### Exercise objective
Scan the records for the word "against". Copy each line that includes it.

(Element data from apps and pages)
╔══
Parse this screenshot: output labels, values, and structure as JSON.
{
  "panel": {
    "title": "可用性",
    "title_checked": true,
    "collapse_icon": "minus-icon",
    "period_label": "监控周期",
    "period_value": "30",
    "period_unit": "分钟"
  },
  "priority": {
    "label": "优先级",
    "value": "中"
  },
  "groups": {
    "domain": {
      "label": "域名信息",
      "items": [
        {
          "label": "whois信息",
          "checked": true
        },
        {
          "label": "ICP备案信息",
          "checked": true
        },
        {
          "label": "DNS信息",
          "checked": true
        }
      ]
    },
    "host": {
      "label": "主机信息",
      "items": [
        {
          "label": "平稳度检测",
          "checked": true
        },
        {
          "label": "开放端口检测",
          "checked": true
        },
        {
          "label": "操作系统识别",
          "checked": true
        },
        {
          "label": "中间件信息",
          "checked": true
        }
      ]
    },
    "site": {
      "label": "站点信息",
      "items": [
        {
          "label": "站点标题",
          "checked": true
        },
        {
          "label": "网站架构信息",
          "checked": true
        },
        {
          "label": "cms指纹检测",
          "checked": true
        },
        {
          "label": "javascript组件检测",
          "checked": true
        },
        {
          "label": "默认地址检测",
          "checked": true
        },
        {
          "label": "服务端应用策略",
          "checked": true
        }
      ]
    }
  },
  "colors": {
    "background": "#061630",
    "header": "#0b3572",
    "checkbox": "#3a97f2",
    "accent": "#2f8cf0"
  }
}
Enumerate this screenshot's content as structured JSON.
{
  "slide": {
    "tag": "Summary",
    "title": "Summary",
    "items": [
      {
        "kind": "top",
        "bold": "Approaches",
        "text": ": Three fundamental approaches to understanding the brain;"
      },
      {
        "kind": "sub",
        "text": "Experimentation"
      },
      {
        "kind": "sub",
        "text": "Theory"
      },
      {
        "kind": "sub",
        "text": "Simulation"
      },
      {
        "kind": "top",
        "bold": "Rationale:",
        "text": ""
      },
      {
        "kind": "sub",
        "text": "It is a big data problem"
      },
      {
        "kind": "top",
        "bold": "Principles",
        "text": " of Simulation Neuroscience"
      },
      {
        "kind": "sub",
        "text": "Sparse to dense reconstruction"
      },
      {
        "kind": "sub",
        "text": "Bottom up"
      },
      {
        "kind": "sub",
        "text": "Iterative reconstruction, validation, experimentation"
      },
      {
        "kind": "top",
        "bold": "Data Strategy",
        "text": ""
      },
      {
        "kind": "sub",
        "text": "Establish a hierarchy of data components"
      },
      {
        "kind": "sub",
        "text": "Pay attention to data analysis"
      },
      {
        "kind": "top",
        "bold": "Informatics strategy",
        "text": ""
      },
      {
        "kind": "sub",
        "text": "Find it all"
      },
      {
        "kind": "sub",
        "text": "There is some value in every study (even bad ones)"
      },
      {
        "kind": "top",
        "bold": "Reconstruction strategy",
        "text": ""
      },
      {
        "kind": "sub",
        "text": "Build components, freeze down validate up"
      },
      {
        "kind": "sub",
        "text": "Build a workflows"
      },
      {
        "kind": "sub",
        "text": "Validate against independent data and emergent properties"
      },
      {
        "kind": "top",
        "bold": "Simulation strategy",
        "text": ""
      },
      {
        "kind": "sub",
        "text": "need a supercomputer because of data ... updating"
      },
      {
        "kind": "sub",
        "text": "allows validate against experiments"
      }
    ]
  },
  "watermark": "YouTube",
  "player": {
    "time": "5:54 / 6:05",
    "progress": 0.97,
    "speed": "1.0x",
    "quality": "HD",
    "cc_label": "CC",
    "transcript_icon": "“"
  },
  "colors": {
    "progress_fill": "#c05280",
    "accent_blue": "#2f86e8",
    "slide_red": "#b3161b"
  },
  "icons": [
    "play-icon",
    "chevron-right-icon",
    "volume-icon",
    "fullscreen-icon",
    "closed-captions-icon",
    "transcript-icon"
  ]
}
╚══
### Response below
        "text": "Validate against independent data and emergent properties"
        "text": "allows validate against experiments"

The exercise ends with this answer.